**TASK ITEM:** Give the entries below again exactly. Their pictures are not needed.

----

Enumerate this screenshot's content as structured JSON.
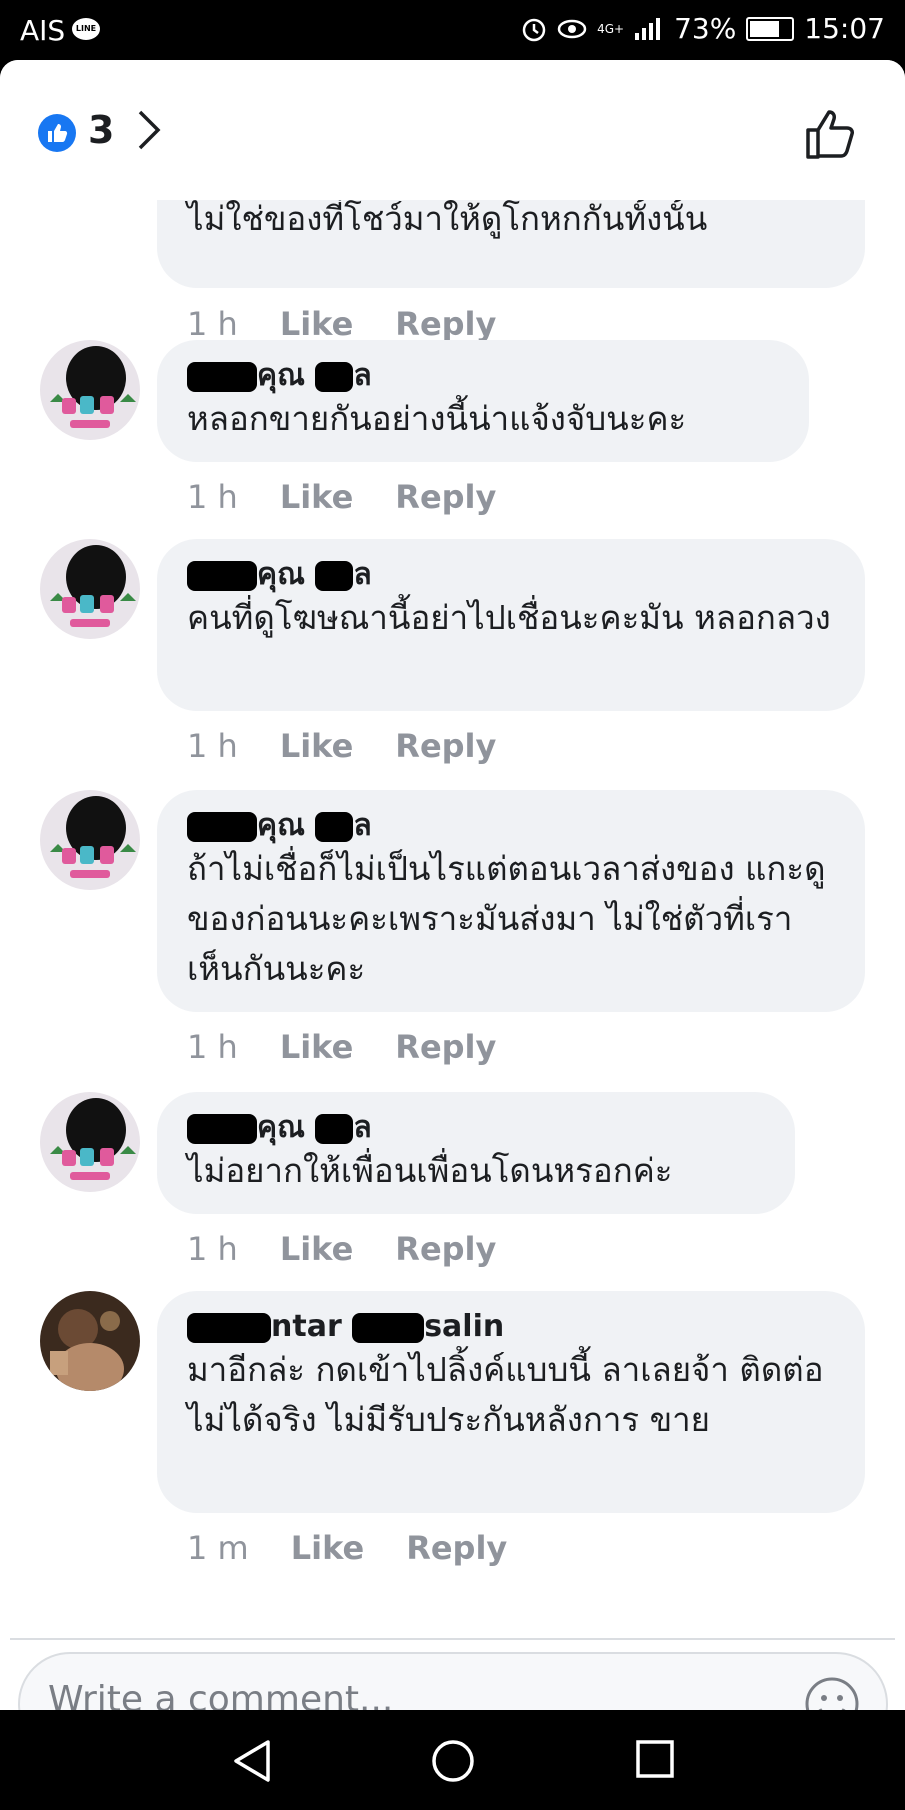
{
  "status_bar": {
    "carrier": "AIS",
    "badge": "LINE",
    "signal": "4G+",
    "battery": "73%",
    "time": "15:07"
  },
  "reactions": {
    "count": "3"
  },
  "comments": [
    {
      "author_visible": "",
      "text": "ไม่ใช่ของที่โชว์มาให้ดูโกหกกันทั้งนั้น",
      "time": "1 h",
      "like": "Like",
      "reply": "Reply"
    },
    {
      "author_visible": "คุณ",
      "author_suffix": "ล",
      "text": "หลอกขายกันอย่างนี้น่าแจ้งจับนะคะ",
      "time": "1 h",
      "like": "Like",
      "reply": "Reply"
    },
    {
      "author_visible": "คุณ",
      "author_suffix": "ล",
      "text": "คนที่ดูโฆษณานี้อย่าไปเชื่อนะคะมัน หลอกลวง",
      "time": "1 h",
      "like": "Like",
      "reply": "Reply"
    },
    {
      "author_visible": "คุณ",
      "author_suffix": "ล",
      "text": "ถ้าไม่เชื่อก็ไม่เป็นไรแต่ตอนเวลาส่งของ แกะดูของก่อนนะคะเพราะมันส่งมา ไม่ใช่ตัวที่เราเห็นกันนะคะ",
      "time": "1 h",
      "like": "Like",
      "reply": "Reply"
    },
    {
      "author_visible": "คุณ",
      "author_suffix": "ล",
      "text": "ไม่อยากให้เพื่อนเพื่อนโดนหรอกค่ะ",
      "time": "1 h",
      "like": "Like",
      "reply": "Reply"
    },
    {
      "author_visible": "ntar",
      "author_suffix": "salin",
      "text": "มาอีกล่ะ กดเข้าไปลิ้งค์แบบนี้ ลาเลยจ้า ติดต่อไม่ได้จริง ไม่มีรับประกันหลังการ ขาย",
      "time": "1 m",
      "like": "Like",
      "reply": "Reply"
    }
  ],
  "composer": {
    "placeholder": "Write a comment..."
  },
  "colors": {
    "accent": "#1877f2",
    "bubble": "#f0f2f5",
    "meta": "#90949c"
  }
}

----

**OUTPUT BELOW:**
Enumerate this screenshot's content as structured JSON.
{
  "status_bar": {
    "carrier": "AIS",
    "badge": "LINE",
    "signal": "4G+",
    "battery": "73%",
    "time": "15:07"
  },
  "reactions": {
    "count": "3"
  },
  "comments": [
    {
      "author_visible": "",
      "text": "ไม่ใช่ของที่โชว์มาให้ดูโกหกกันทั้งนั้น",
      "time": "1 h",
      "like": "Like",
      "reply": "Reply"
    },
    {
      "author_visible": "คุณ",
      "author_suffix": "ล",
      "text": "หลอกขายกันอย่างนี้น่าแจ้งจับนะคะ",
      "time": "1 h",
      "like": "Like",
      "reply": "Reply"
    },
    {
      "author_visible": "คุณ",
      "author_suffix": "ล",
      "text": "คนที่ดูโฆษณานี้อย่าไปเชื่อนะคะมัน หลอกลวง",
      "time": "1 h",
      "like": "Like",
      "reply": "Reply"
    },
    {
      "author_visible": "คุณ",
      "author_suffix": "ล",
      "text": "ถ้าไม่เชื่อก็ไม่เป็นไรแต่ตอนเวลาส่งของ แกะดูของก่อนนะคะเพราะมันส่งมา ไม่ใช่ตัวที่เราเห็นกันนะคะ",
      "time": "1 h",
      "like": "Like",
      "reply": "Reply"
    },
    {
      "author_visible": "คุณ",
      "author_suffix": "ล",
      "text": "ไม่อยากให้เพื่อนเพื่อนโดนหรอกค่ะ",
      "time": "1 h",
      "like": "Like",
      "reply": "Reply"
    },
    {
      "author_visible": "ntar",
      "author_suffix": "salin",
      "text": "มาอีกล่ะ กดเข้าไปลิ้งค์แบบนี้ ลาเลยจ้า ติดต่อไม่ได้จริง ไม่มีรับประกันหลังการ ขาย",
      "time": "1 m",
      "like": "Like",
      "reply": "Reply"
    }
  ],
  "composer": {
    "placeholder": "Write a comment..."
  },
  "colors": {
    "accent": "#1877f2",
    "bubble": "#f0f2f5",
    "meta": "#90949c"
  }
}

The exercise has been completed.